Commuting daily on a busy two-lane road is headache enough. Mix in construction and it’s like a poke in the eye. Double the pain.
That’s been the lot of drivers on Greentree Road in recent months. A favored feeder of the Parkway West from Mt. Lebanon and Scott, its users have had to contend with lane restrictions while workers install new water and gas lines.
When the sign man spins the pole from “SLOW’’ to “STOP’’ just as you’re nearing, the smile quotient sinks. For some heading toward the parkway, though, grins have come when passing a blue house on the right.
Brieta Dougherty-Brill, 32, a schoolteacher from Mt. Lebo whose fiance, Matthew Anderson, lives in Green Tree, wanted to get a message to the owners of that blue house. That’s a bit of a turnaround for the blue house denizens who are forever leaving declarations for passing and stuck commuters.
“Each and every day, thousands of people pass by your house and have the opportunity to read one of the thoughtful messages that are propped on the bench in your driveway,’’ Ms. Dougherty-Brill wrote in an email to the PG.
“My heart and head always feel a little happier after passing this random act of kindness.’’
I was driving on Greentree Road not long after reading that, so I pulled into the driveway of the blue house near Potomac Avenue after seeing a sign on the white bench: “Today Is A Good Day.’’
The woman of the house looked at me kind of funny when I explained why I was there.
“I did it for myself, first,’’ Dena Rose said.
She’s in public relations by trade but didn’t think a sign on a bench would lead to a knock on the door. She started a couple of Thanksgivings ago with “Count Your Blessings,’’ put up a “Follow Your Heart’’ around Valentine’s Day, and may have gone through as many as 20 messages by now.
“Someone Else Is Happy With Less Than What You Have’’ is one that tickled me.
Before long, her husband of 24 years, Joe Buzila, came home from work and said he grumbles when he has to put the signs up, but he said that with a smile almost as wide as the bench. Her father, August Bisesi, who treats the signs with polyurethane to make sure they last, also came out the door to see what was up.

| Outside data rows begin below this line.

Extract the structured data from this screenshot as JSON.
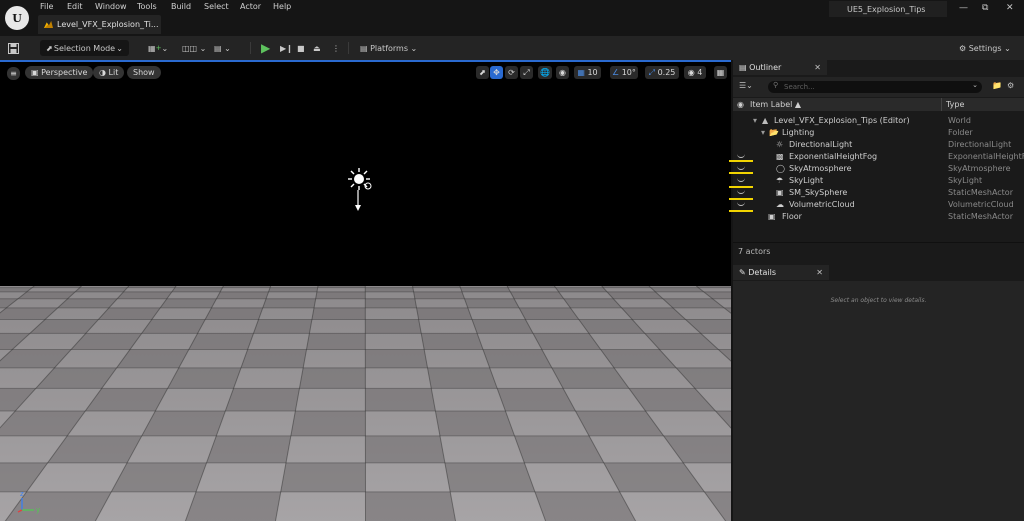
{
  "menu": {
    "items": [
      "File",
      "Edit",
      "Window",
      "Tools",
      "Build",
      "Select",
      "Actor",
      "Help"
    ],
    "level_tab": "Level_VFX_Explosion_Ti...",
    "project_name": "UE5_Explosion_Tips"
  },
  "toolbar": {
    "selection_mode": "Selection Mode",
    "platforms": "Platforms",
    "settings": "Settings"
  },
  "viewport": {
    "perspective": "Perspective",
    "lit": "Lit",
    "show": "Show",
    "grid_size": "10",
    "rotation_snap": "10°",
    "scale_snap": "0.25",
    "camera_speed": "4"
  },
  "outliner": {
    "tab_title": "Outliner",
    "search_placeholder": "Search...",
    "col_label": "Item Label",
    "col_type": "Type",
    "rows": [
      {
        "label": "Level_VFX_Explosion_Tips (Editor)",
        "type": "World"
      },
      {
        "label": "Lighting",
        "type": "Folder"
      },
      {
        "label": "DirectionalLight",
        "type": "DirectionalLight"
      },
      {
        "label": "ExponentialHeightFog",
        "type": "ExponentialHeightFog"
      },
      {
        "label": "SkyAtmosphere",
        "type": "SkyAtmosphere"
      },
      {
        "label": "SkyLight",
        "type": "SkyLight"
      },
      {
        "label": "SM_SkySphere",
        "type": "StaticMeshActor"
      },
      {
        "label": "VolumetricCloud",
        "type": "VolumetricCloud"
      },
      {
        "label": "Floor",
        "type": "StaticMeshActor"
      }
    ],
    "actor_count": "7 actors"
  },
  "details": {
    "tab_title": "Details",
    "empty_text": "Select an object to view details."
  },
  "colors": {
    "accent_blue": "#2a6ad0",
    "highlight_yellow": "#f2d400",
    "play_green": "#5ec25e"
  }
}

When Ms. Rose had some more time to think about it, she told me, “So many suburban and urban heroes get up every day and go to work to pay the bills and feed their families.’’ If she can make their days any easier, she’s happy.
Maybe not everyone is appreciative, at least not openly. Even as mild a suggestion as “Count Your Blessings’’ may lead some behind the wheel to mumble, “Don’t tell me what to do. Count your own.’’
But I expect she’s making those passing crabs’ days, too. There’s nothing a grouch likes better than a good grumble. Nice that’s she’s helping them get that out of the way before work.
“Scatter Seeds of Kindness,’’ another sign says. She mostly buys the signs when she comes upon one in a store, but occasionally Ms. Rose will have one made, such as “If nothing’s going right, go left.’’
I like that. I don’t like it as much as the old Jack Handy line that went “It takes a big man to cry, but it takes a bigger man to laugh at that man.’’ But that may explain why few people smile when they drive past my house.
Anyway, Ms. Rose was very pleased to read the email from a fan like Ms. Dougherty-Brill. As for the next sign, she’s having one made that says, “Start Procrastinating Now.’’
No better time to begin than when you’re waiting for that sign man to flip his sign.
Brian O’Neill: firstname.lastname@example.org or 412-263-1947.